Element data from apps and pages:

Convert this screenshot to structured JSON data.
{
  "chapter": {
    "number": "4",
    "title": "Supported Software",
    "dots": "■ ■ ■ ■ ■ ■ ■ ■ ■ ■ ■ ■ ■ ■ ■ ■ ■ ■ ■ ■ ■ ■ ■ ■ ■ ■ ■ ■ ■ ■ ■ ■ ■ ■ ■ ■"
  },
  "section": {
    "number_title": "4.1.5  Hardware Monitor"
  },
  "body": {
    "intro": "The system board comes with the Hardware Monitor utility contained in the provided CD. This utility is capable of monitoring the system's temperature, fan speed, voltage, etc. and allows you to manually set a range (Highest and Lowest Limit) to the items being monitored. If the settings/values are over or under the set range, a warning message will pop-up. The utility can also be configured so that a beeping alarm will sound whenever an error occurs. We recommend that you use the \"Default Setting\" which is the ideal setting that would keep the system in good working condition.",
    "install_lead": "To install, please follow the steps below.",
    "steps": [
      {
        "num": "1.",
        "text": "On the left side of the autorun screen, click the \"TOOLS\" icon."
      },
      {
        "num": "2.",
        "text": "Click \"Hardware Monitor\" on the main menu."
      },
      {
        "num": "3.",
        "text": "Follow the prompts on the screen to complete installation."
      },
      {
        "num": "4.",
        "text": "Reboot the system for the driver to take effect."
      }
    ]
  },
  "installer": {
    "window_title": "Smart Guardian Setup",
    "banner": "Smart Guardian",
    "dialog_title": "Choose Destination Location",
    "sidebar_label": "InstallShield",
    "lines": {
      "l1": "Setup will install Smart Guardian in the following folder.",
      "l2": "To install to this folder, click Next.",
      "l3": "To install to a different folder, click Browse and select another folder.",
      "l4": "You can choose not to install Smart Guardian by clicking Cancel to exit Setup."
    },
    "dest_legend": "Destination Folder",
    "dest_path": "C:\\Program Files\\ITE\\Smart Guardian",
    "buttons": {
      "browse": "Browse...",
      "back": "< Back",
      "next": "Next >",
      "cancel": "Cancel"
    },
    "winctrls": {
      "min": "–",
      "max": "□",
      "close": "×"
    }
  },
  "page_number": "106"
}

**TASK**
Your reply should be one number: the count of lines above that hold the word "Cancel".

**OUTPUT OF THE EXERCISE**
2